Forty-one years ago today, the U.S. Supreme Court legalized abortion through two landmark decisions, but the "plaintiff" in one of the cases told WND she's pro-life, never agreed to be involved in the case and was the victim of "lies, fraud and deceit" to promote a political agenda.
A Texas case known as Roe v. Wade became the more famous of the rulings, but equally important was a Georgia case known as Doe v. Bolton.
The woman known as "Mary Doe" in the latter case was later identified as Sandra Cano. She said a crisis in her marriage ultimately led to her becoming a legal and political pawn.
Cano said despite having a horrible husband with a criminal record, she tried to endure the relationship because she firmly believed marriage vows were for a lifetime. The couple had three children, but a variety of problems led to the older kids being placed in foster care and the third given up for adoption.
As the marriage deteriorated further, Cano discovered she was pregnant again. Around the same time she decided her marriage could not be saved.
"I had had enough of him," she said. "He was in and out of jail at different periods in the marriage. He didn't provide, didn't take care of me. And when you're not very knowledgeable and you don't know how to care for yourself very much, I was dependent on others and trusted this one or that one.
"I went to Atlanta Legal Aid. I said I have no money. I said I need an attorney. I said I want my children out of foster care and I want a divorce from my husband," she said. "Little did I know, going to the legal aide was going to result in me being a plaintiff in abortion, which is something I've never been for, I've always been against. I never sought an abortion, never sought to be a plaintiff in this case. I was in the dark about it for a long, long time. I think the public knows more about the case than I do. I was never a participant. I was never, in my mind, told, 'You're going to be a plaintiff on abortion.'"
Cano divorced her husband, gave birth in November 1970 and gave up that child for adoption as well. She thought the story would end there, but a surprise was waiting two years later.
"In '73, I was in my mother's bedroom," she said. "She and my stepfather were excited, 'You won. You won,' and I'm thinking, 'What have I won?'"
As a pro-life woman who had never sought an abortion, Cano said she was profoundly devastated to know that she had unwittingly played a role in the fight to legalize abortion as a result of her earlier meetings with attorney Margie Pitts Hames.
"I carried the burden for a long, long time of thinking because of me abortion was created," Cano said. "It was not a pretty picture to live with and the weight on my shoulders was tremendous."
Cano then decided to learn once and for all what her unintentional role had been in the abortion cases. She filed a request to search through the records pertaining to "Mary Doe." That took her to the National Archives, where she came across an envelope marked "Identity of Mary Doe." Cano thought she would find her answers right then and there, but things weren't that simple.

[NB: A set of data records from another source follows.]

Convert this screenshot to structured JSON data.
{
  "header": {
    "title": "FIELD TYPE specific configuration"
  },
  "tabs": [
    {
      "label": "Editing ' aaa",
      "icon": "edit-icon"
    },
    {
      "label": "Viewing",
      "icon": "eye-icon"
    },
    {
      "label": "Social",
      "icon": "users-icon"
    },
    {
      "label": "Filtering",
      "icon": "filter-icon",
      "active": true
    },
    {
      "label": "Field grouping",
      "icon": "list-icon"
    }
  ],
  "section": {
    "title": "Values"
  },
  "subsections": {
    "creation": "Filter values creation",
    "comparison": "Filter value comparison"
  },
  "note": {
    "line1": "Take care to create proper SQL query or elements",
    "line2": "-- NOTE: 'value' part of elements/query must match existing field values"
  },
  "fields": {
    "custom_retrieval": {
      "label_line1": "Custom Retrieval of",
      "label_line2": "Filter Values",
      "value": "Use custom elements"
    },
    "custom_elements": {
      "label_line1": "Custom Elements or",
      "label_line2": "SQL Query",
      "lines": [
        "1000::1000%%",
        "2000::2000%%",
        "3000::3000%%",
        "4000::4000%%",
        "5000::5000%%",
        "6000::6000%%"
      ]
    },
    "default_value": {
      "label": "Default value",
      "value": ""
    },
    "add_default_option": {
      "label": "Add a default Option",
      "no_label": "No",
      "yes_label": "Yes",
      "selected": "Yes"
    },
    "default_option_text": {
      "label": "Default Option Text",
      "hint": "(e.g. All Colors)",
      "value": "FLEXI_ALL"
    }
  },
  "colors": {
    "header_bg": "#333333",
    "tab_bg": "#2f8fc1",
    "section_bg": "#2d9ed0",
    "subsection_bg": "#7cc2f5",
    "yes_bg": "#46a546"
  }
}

"I'm thinking, 'OK. This is what I need.' So I took the envelope and I was fixing to open it," she said. "That woman (at the National Archives) came and really quickly stopped me. She said, 'Oh, no, no, no, you can't open this.' I could have went to jail, federal prison for opening something that supposedly was mine."
The next step was to unseal the records and a federal judge granted her request, a move that did not sit well with Cano's former attorney and Doe v. Bolton litigator Margie Pitts Hames.
"I'd always thought she was a friend because she seemed like she wanted to help me," said Cano, who adds Hames showed her true colors on that day. "Margie was very upset. I got a call from her daughter who (asked) why I wanted to destroy her mother's life. It's not that I wanted to destroy her mother's life. There was a wrong done here, a terrible wrong. My name had been used in something, and I was digging and trying to get the result to prove to the world I don't believe in abortion. It's wrong."
As WND has reported, the "Roe" plaintiff in the Roe v. Wade Supreme Court decision, Norma McCorvey, repudiated her role in the decision and campaigned for its reversal. McCorvey became a pro-life Christian in 1995.
Both McCorvey and Cano are now a vocal defenders of the unborn.
Cano said she needs to speak out for two reasons, to explain the lies, fraud and deceit behind the case connected to her and because of her ardent belief that all life should be defended.
"Abortion is wrong. It's so terribly wrong," said Cano, who argues adoption is an excellent option for anyone who feels they cannot care for a child. "How can we play God and how can we take the life of an unborn child because it's not convenient, we made a mistake or the timing wasn't right?
"In other words, the baby has to pay the price for the sins of the mother and the father. That's not right. That baby is entitled to life."